The Indian firm’s construction work is expected to last for slightly more than two years and will become East Africa’s second largest cement producer after Mombasa’s Bamburi Cement. Bamburi Cement controls the largest market share in the region.
The loss to Tororo Cement leaves the Ugandan cement manufacturer and local market controller with one opportunity to exploit Kenya’s resources since the factory is awaiting final a pronouncement of the firm that will win the bid to exploit limestone sediments at Eastern Kenya’s Mutumo District.
Pokot District where the limestone is located is one of the most underdeveloped areas in Kenya and the Sanghi Group has sought to upgrade the area’s road and railway network.
The company’s manging director says there is enough limestone in Uganda to supply input to the factory.
Tororo Cement according to a Kenyan source had equally promised to rehabilitate the area’s infrastructure incase it worn the bid.
But Tororo Cement Factory Managing Director, Brij Gagrani in a contradictory statement told Daily Monitor on phone on June 19 that the cement manufacturer had not expressed interest in the cement sediments.
"No, we do not have any interests in Kenyan limestone," he said on phone.
He said there was adequate limestone in Uganda to supply input to the factory.
Mr Gagrani also denied that TCI had expressed interest in exploiting Mutumo District limestone although sources and media reports hint that the industry was among firms bidding for the Eastern Kenya’s granite.
Currently, TCI extracts limestone as far as Karenga in Karamoja along the Uganda-Sudan boarder to cushion the declining deposits in Tororo District.
The depletion in limestone deposits in Tororo District has compelled the cement plant to stretch to far sediments, a development projected to increase costs of production and subsequently cement prices.

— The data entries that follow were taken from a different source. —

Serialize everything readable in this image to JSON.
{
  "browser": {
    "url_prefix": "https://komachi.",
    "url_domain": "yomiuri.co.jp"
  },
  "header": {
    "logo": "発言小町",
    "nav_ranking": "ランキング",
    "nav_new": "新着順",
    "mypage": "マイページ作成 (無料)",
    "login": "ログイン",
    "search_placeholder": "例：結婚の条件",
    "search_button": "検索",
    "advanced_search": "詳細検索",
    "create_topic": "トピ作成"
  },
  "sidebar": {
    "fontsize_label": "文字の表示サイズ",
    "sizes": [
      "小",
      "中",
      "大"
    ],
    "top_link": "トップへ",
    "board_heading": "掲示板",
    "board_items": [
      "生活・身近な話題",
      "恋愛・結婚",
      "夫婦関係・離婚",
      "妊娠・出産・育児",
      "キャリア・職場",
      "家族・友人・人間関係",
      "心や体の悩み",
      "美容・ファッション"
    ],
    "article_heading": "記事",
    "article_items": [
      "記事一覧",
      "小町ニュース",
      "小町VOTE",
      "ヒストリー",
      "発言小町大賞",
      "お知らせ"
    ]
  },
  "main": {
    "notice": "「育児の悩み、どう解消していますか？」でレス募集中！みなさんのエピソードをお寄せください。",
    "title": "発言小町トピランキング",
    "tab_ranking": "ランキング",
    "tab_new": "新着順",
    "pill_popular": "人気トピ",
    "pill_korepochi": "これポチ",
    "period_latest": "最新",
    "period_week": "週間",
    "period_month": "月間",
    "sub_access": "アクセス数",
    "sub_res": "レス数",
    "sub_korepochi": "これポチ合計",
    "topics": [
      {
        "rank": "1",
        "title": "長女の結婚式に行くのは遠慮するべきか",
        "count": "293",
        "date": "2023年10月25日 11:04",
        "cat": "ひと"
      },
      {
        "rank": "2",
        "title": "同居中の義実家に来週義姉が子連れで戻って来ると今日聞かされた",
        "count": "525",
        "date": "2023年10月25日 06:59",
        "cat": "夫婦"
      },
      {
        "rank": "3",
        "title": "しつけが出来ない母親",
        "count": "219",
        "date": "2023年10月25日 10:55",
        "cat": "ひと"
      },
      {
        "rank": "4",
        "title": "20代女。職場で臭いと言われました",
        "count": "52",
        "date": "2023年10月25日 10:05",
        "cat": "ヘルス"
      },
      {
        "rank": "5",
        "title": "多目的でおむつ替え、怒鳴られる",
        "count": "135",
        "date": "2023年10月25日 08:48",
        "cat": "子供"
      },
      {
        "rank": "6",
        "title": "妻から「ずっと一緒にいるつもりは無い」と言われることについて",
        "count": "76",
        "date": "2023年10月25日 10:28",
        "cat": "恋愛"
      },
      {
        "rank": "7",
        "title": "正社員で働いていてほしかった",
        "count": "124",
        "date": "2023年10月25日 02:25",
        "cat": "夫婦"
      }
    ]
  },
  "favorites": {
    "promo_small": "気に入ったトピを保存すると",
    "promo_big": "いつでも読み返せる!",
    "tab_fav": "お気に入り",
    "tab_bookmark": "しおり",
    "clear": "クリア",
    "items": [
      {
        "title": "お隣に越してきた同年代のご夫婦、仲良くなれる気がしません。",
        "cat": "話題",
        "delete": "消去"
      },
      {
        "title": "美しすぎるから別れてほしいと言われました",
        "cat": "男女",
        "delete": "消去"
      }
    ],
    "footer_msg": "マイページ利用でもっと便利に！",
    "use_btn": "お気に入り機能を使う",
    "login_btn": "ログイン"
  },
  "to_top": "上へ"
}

Cement prices in early April registered an eight per cent increase from KES25000- KES27000, a hike TCI Managing Director, Mr Gagrani attributed to the effect of factory maintenance and instability in the Uganda shilling, which he said was temporary.
Tororo Cement controls the largest share in the market with 55 per cent stake followed by western Uganda-located Hima Cement.
Despite the existence of the two cement firms in the country, cement remains one the industrial products Uganda imports from the regional market.